**TASK**
Copy the entries that appear below in full, leaving out any picture among them.

**DATASET EXTRACT**
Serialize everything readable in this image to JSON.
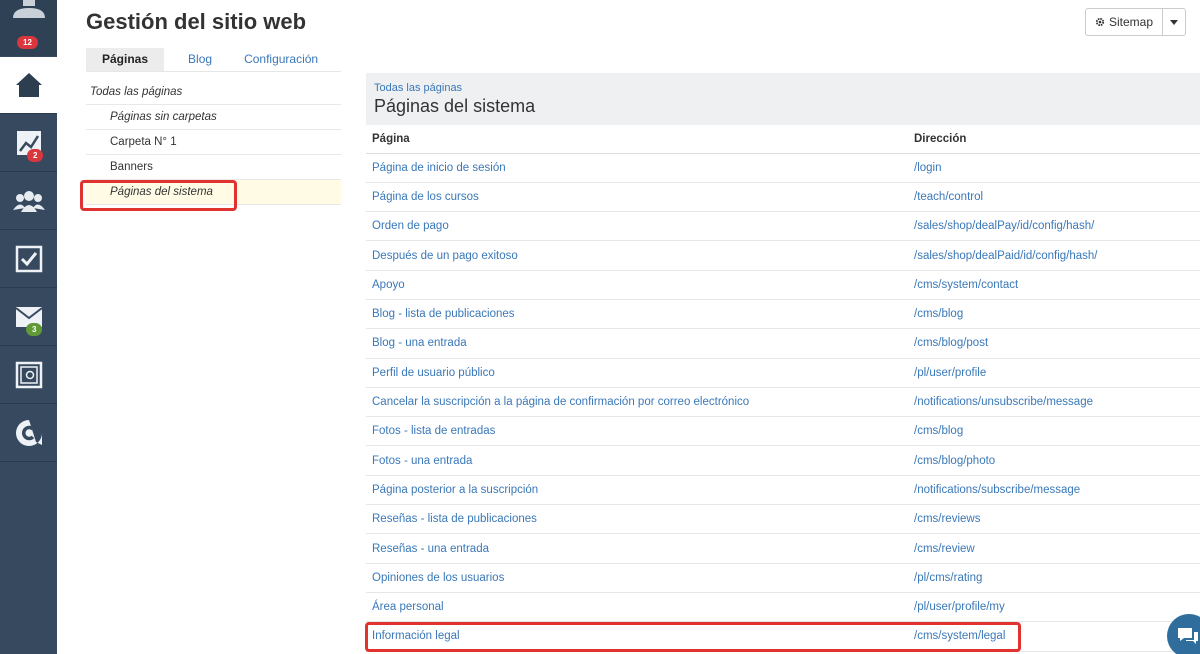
{
  "rail": {
    "badges": {
      "top": "12",
      "chart": "2",
      "mail": "3"
    },
    "icons": [
      "user-avatar-icon",
      "home-icon",
      "chart-icon",
      "users-icon",
      "checkbox-icon",
      "mail-icon",
      "safe-icon",
      "logo-c-icon"
    ]
  },
  "header": {
    "title": "Gestión del sitio web",
    "sitemap_label": "Sitemap"
  },
  "tabs": [
    {
      "label": "Páginas",
      "active": true
    },
    {
      "label": "Blog",
      "active": false
    },
    {
      "label": "Configuración",
      "active": false
    }
  ],
  "tree": [
    {
      "label": "Todas las páginas"
    },
    {
      "label": "Páginas sin carpetas"
    },
    {
      "label": "Carpeta N° 1"
    },
    {
      "label": "Banners"
    },
    {
      "label": "Páginas del sistema",
      "selected": true
    }
  ],
  "content": {
    "breadcrumb": "Todas las páginas",
    "title": "Páginas del sistema",
    "columns": [
      "Página",
      "Dirección"
    ],
    "rows": [
      {
        "page": "Página de inicio de sesión",
        "address": "/login"
      },
      {
        "page": "Página de los cursos",
        "address": "/teach/control"
      },
      {
        "page": "Orden de pago",
        "address": "/sales/shop/dealPay/id/config/hash/"
      },
      {
        "page": "Después de un pago exitoso",
        "address": "/sales/shop/dealPaid/id/config/hash/"
      },
      {
        "page": "Apoyo",
        "address": "/cms/system/contact"
      },
      {
        "page": "Blog - lista de publicaciones",
        "address": "/cms/blog"
      },
      {
        "page": "Blog - una entrada",
        "address": "/cms/blog/post"
      },
      {
        "page": "Perfil de usuario público",
        "address": "/pl/user/profile"
      },
      {
        "page": "Cancelar la suscripción a la página de confirmación por correo electrónico",
        "address": "/notifications/unsubscribe/message"
      },
      {
        "page": "Fotos - lista de entradas",
        "address": "/cms/blog"
      },
      {
        "page": "Fotos - una entrada",
        "address": "/cms/blog/photo"
      },
      {
        "page": "Página posterior a la suscripción",
        "address": "/notifications/subscribe/message"
      },
      {
        "page": "Reseñas - lista de publicaciones",
        "address": "/cms/reviews"
      },
      {
        "page": "Reseñas - una entrada",
        "address": "/cms/review"
      },
      {
        "page": "Opiniones de los usuarios",
        "address": "/pl/cms/rating"
      },
      {
        "page": "Área personal",
        "address": "/pl/user/profile/my"
      },
      {
        "page": "Información legal",
        "address": "/cms/system/legal"
      }
    ]
  },
  "colors": {
    "rail": "#36495f",
    "link": "#3a78b8",
    "highlight": "#e0332f",
    "selected_bg": "#fffbe5"
  }
}
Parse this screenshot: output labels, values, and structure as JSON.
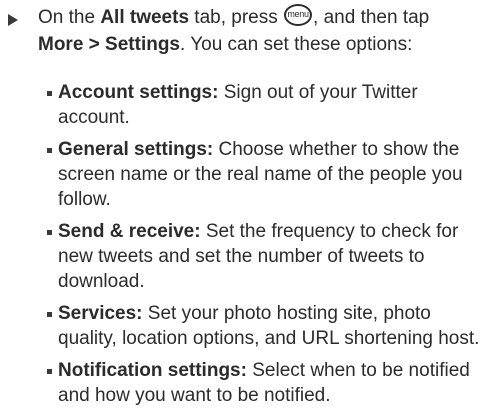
{
  "intro": {
    "t1": "On the ",
    "all_tweets": "All tweets",
    "t2": " tab, press ",
    "menu_key": "menu",
    "t3": ", and then tap",
    "more_settings": "More > Settings",
    "t4": ". You can set these options:"
  },
  "options": [
    {
      "term": "Account settings:",
      "desc": " Sign out of your Twitter account."
    },
    {
      "term": "General settings:",
      "desc": " Choose whether to show the screen name or the real name of the people you follow."
    },
    {
      "term": "Send & receive:",
      "desc": " Set the frequency to check for new tweets and set the number of tweets to download."
    },
    {
      "term": "Services:",
      "desc": " Set your photo hosting site, photo quality, location options, and URL shortening host."
    },
    {
      "term": "Notification settings:",
      "desc": " Select when to be notified and how you want to be notified."
    }
  ]
}
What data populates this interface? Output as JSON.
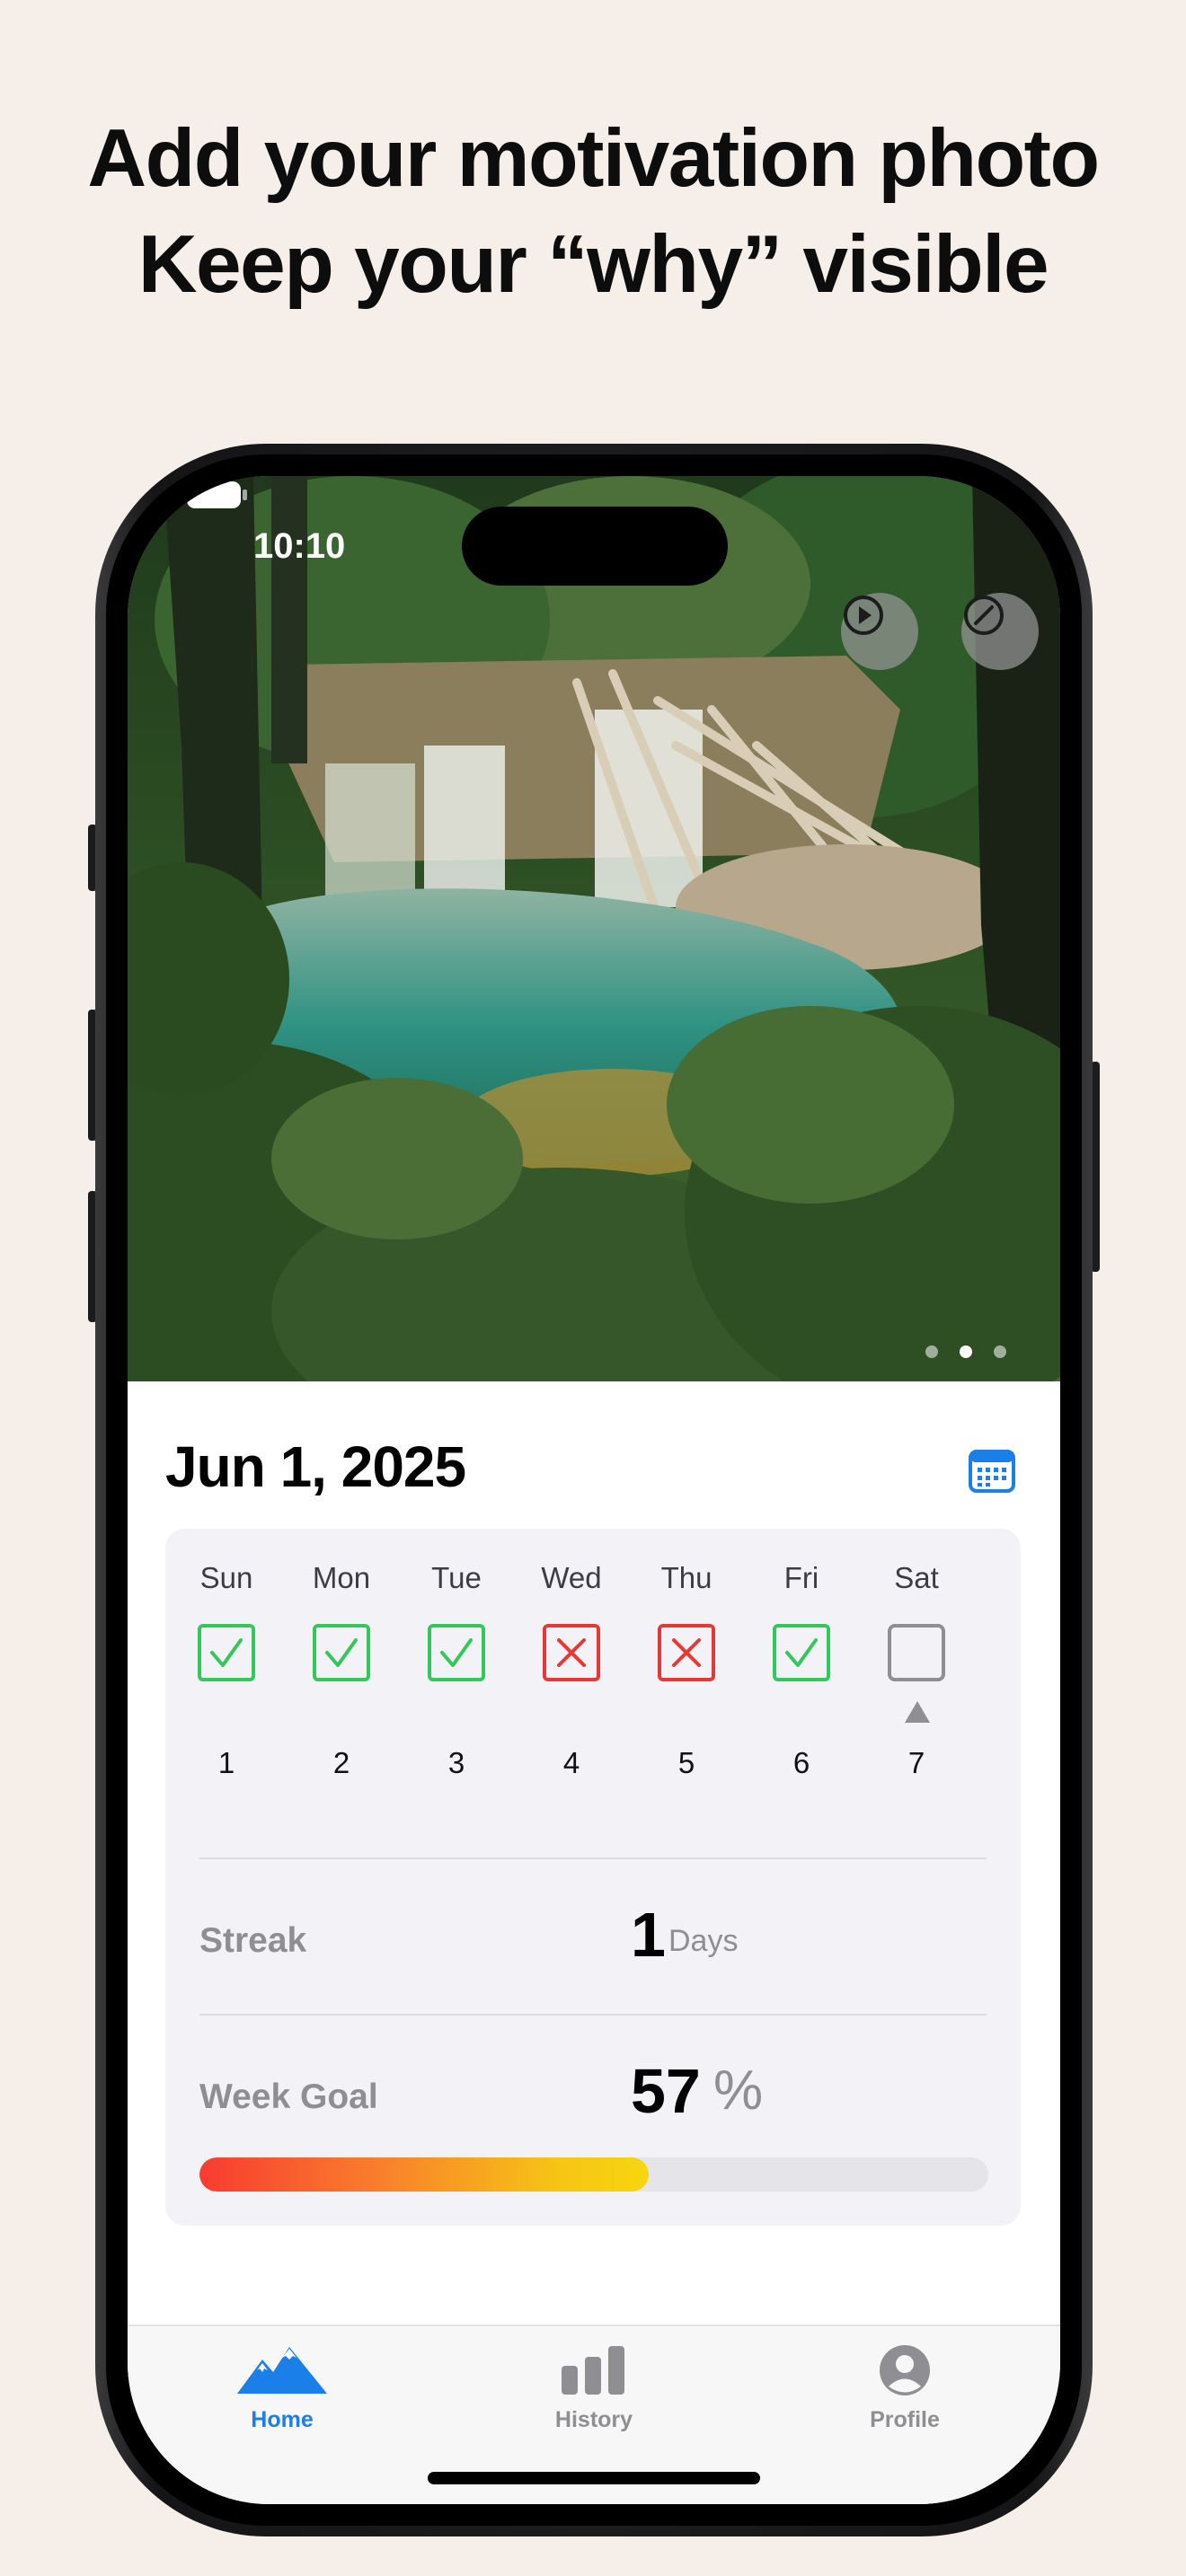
{
  "headline": {
    "line1": "Add your motivation photo",
    "line2": "Keep your “why” visible"
  },
  "status_bar": {
    "time": "10:10"
  },
  "photo": {
    "description_icon_names": [
      "play-circle-icon",
      "slash-circle-icon"
    ],
    "page_count": 3,
    "active_page": 2
  },
  "header": {
    "date": "Jun 1, 2025",
    "calendar_icon": "calendar-icon"
  },
  "week": {
    "days": [
      {
        "name": "Sun",
        "number": "1",
        "status": "done"
      },
      {
        "name": "Mon",
        "number": "2",
        "status": "done"
      },
      {
        "name": "Tue",
        "number": "3",
        "status": "done"
      },
      {
        "name": "Wed",
        "number": "4",
        "status": "missed"
      },
      {
        "name": "Thu",
        "number": "5",
        "status": "missed"
      },
      {
        "name": "Fri",
        "number": "6",
        "status": "done"
      },
      {
        "name": "Sat",
        "number": "7",
        "status": "empty",
        "today": true
      }
    ]
  },
  "stats": {
    "streak_label": "Streak",
    "streak_value": "1",
    "streak_unit": "Days",
    "goal_label": "Week Goal",
    "goal_value": "57",
    "goal_unit": "%",
    "goal_fraction": 0.57
  },
  "colors": {
    "check_green": "#34c759",
    "cross_red": "#e53935",
    "accent_blue": "#1a7fe8",
    "inactive_gray": "#8e8e93"
  },
  "tabbar": {
    "tabs": [
      {
        "label": "Home",
        "icon": "mountains-icon",
        "active": true
      },
      {
        "label": "History",
        "icon": "bar-chart-icon",
        "active": false
      },
      {
        "label": "Profile",
        "icon": "person-circle-icon",
        "active": false
      }
    ]
  }
}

**ANSWER**
Serialize everything readable in this image to JSON.
{
  "rail": {
    "badges": {
      "top": "12",
      "chart": "2",
      "mail": "3"
    },
    "icons": [
      "user-avatar-icon",
      "home-icon",
      "chart-icon",
      "users-icon",
      "checkbox-icon",
      "mail-icon",
      "safe-icon",
      "logo-c-icon"
    ]
  },
  "header": {
    "title": "Gestión del sitio web",
    "sitemap_label": "Sitemap"
  },
  "tabs": [
    {
      "label": "Páginas",
      "active": true
    },
    {
      "label": "Blog",
      "active": false
    },
    {
      "label": "Configuración",
      "active": false
    }
  ],
  "tree": [
    {
      "label": "Todas las páginas"
    },
    {
      "label": "Páginas sin carpetas"
    },
    {
      "label": "Carpeta N° 1"
    },
    {
      "label": "Banners"
    },
    {
      "label": "Páginas del sistema",
      "selected": true
    }
  ],
  "content": {
    "breadcrumb": "Todas las páginas",
    "title": "Páginas del sistema",
    "columns": [
      "Página",
      "Dirección"
    ],
    "rows": [
      {
        "page": "Página de inicio de sesión",
        "address": "/login"
      },
      {
        "page": "Página de los cursos",
        "address": "/teach/control"
      },
      {
        "page": "Orden de pago",
        "address": "/sales/shop/dealPay/id/config/hash/"
      },
      {
        "page": "Después de un pago exitoso",
        "address": "/sales/shop/dealPaid/id/config/hash/"
      },
      {
        "page": "Apoyo",
        "address": "/cms/system/contact"
      },
      {
        "page": "Blog - lista de publicaciones",
        "address": "/cms/blog"
      },
      {
        "page": "Blog - una entrada",
        "address": "/cms/blog/post"
      },
      {
        "page": "Perfil de usuario público",
        "address": "/pl/user/profile"
      },
      {
        "page": "Cancelar la suscripción a la página de confirmación por correo electrónico",
        "address": "/notifications/unsubscribe/message"
      },
      {
        "page": "Fotos - lista de entradas",
        "address": "/cms/blog"
      },
      {
        "page": "Fotos - una entrada",
        "address": "/cms/blog/photo"
      },
      {
        "page": "Página posterior a la suscripción",
        "address": "/notifications/subscribe/message"
      },
      {
        "page": "Reseñas - lista de publicaciones",
        "address": "/cms/reviews"
      },
      {
        "page": "Reseñas - una entrada",
        "address": "/cms/review"
      },
      {
        "page": "Opiniones de los usuarios",
        "address": "/pl/cms/rating"
      },
      {
        "page": "Área personal",
        "address": "/pl/user/profile/my"
      },
      {
        "page": "Información legal",
        "address": "/cms/system/legal"
      }
    ]
  },
  "colors": {
    "rail": "#36495f",
    "link": "#3a78b8",
    "highlight": "#e0332f",
    "selected_bg": "#fffbe5"
  }
}
Parse this screenshot: output labels, values, and structure as JSON.
{
  "intro": {
    "t1": "On the ",
    "all_tweets": "All tweets",
    "t2": " tab, press ",
    "menu_key": "menu",
    "t3": ", and then tap",
    "more_settings": "More > Settings",
    "t4": ". You can set these options:"
  },
  "options": [
    {
      "term": "Account settings:",
      "desc": " Sign out of your Twitter account."
    },
    {
      "term": "General settings:",
      "desc": " Choose whether to show the screen name or the real name of the people you follow."
    },
    {
      "term": "Send & receive:",
      "desc": " Set the frequency to check for new tweets and set the number of tweets to download."
    },
    {
      "term": "Services:",
      "desc": " Set your photo hosting site, photo quality, location options, and URL shortening host."
    },
    {
      "term": "Notification settings:",
      "desc": " Select when to be notified and how you want to be notified."
    }
  ]
}
What data populates this interface? Output as JSON.
{
  "headline": {
    "line1": "Add your motivation photo",
    "line2": "Keep your “why” visible"
  },
  "status_bar": {
    "time": "10:10"
  },
  "photo": {
    "description_icon_names": [
      "play-circle-icon",
      "slash-circle-icon"
    ],
    "page_count": 3,
    "active_page": 2
  },
  "header": {
    "date": "Jun 1, 2025",
    "calendar_icon": "calendar-icon"
  },
  "week": {
    "days": [
      {
        "name": "Sun",
        "number": "1",
        "status": "done"
      },
      {
        "name": "Mon",
        "number": "2",
        "status": "done"
      },
      {
        "name": "Tue",
        "number": "3",
        "status": "done"
      },
      {
        "name": "Wed",
        "number": "4",
        "status": "missed"
      },
      {
        "name": "Thu",
        "number": "5",
        "status": "missed"
      },
      {
        "name": "Fri",
        "number": "6",
        "status": "done"
      },
      {
        "name": "Sat",
        "number": "7",
        "status": "empty",
        "today": true
      }
    ]
  },
  "stats": {
    "streak_label": "Streak",
    "streak_value": "1",
    "streak_unit": "Days",
    "goal_label": "Week Goal",
    "goal_value": "57",
    "goal_unit": "%",
    "goal_fraction": 0.57
  },
  "colors": {
    "check_green": "#34c759",
    "cross_red": "#e53935",
    "accent_blue": "#1a7fe8",
    "inactive_gray": "#8e8e93"
  },
  "tabbar": {
    "tabs": [
      {
        "label": "Home",
        "icon": "mountains-icon",
        "active": true
      },
      {
        "label": "History",
        "icon": "bar-chart-icon",
        "active": false
      },
      {
        "label": "Profile",
        "icon": "person-circle-icon",
        "active": false
      }
    ]
  }
}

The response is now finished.